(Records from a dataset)

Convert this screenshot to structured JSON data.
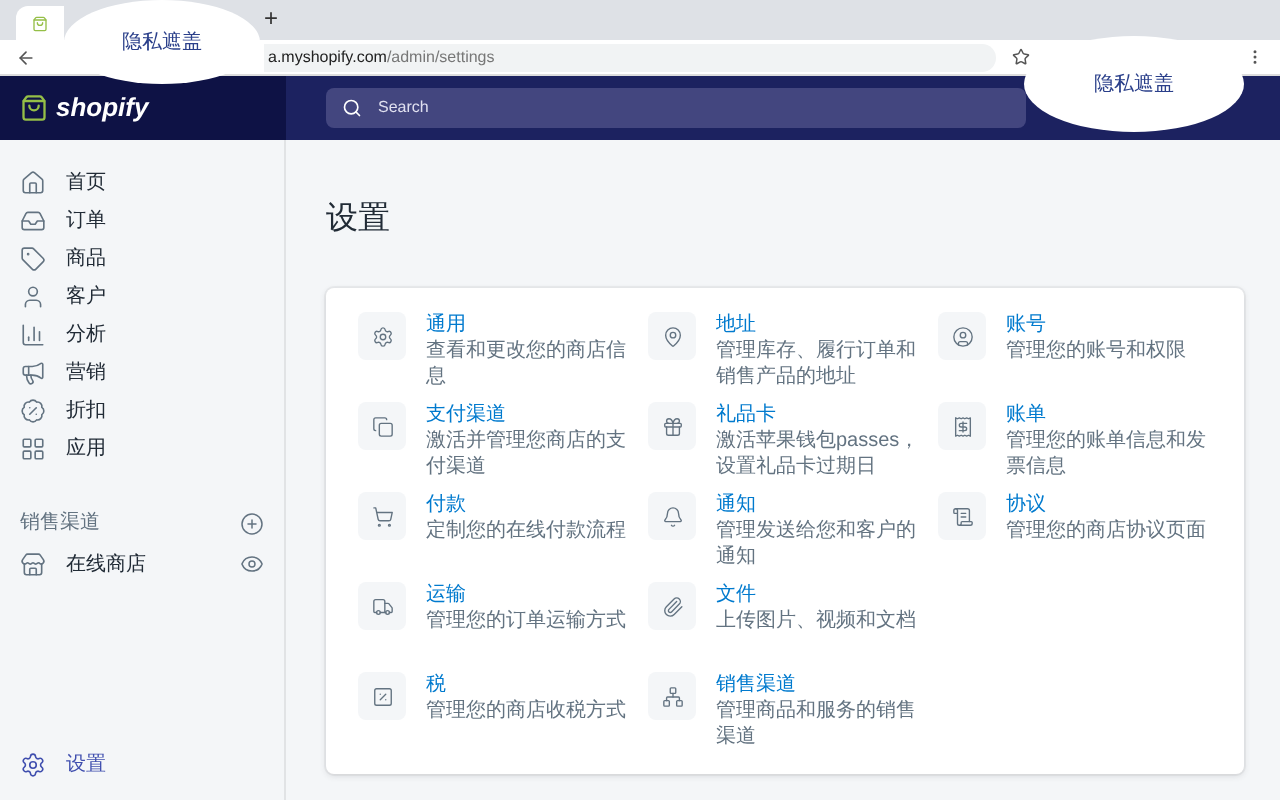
{
  "browser": {
    "new_tab": "+",
    "url_host": "a.myshopify.com",
    "url_path": "/admin/settings",
    "privacy_masks": [
      "隐私遮盖",
      "隐私遮盖"
    ]
  },
  "topbar": {
    "logo": "shopify",
    "search": {
      "placeholder": "Search"
    }
  },
  "sidebar": {
    "items": [
      {
        "label": "首页",
        "selected": false
      },
      {
        "label": "订单",
        "selected": false
      },
      {
        "label": "商品",
        "selected": false
      },
      {
        "label": "客户",
        "selected": false
      },
      {
        "label": "分析",
        "selected": false
      },
      {
        "label": "营销",
        "selected": false
      },
      {
        "label": "折扣",
        "selected": false
      },
      {
        "label": "应用",
        "selected": false
      }
    ],
    "section": {
      "title": "销售渠道",
      "channels": [
        {
          "label": "在线商店"
        }
      ]
    },
    "bottom": {
      "label": "设置",
      "selected": true
    }
  },
  "page": {
    "title": "设置",
    "columns": [
      [
        {
          "title": "通用",
          "description": "查看和更改您的商店信息"
        },
        {
          "title": "支付渠道",
          "description": "激活并管理您商店的支付渠道"
        },
        {
          "title": "付款",
          "description": "定制您的在线付款流程"
        },
        {
          "title": "运输",
          "description": "管理您的订单运输方式"
        },
        {
          "title": "税",
          "description": "管理您的商店收税方式"
        }
      ],
      [
        {
          "title": "地址",
          "description": "管理库存、履行订单和销售产品的地址"
        },
        {
          "title": "礼品卡",
          "description": "激活苹果钱包passes，设置礼品卡过期日"
        },
        {
          "title": "通知",
          "description": "管理发送给您和客户的通知"
        },
        {
          "title": "文件",
          "description": "上传图片、视频和文档"
        },
        {
          "title": "销售渠道",
          "description": "管理商品和服务的销售渠道"
        }
      ],
      [
        {
          "title": "账号",
          "description": "管理您的账号和权限"
        },
        {
          "title": "账单",
          "description": "管理您的账单信息和发票信息"
        },
        {
          "title": "协议",
          "description": "管理您的商店协议页面"
        }
      ]
    ]
  }
}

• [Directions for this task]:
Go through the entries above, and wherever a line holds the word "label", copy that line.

• [Result of this exercise]:
        "label": "首页",
        "label": "订单",
        "label": "商品",
        "label": "客户",
        "label": "分析",
        "label": "营销",
        "label": "折扣",
        "label": "应用",
          "label": "在线商店"
      "label": "设置",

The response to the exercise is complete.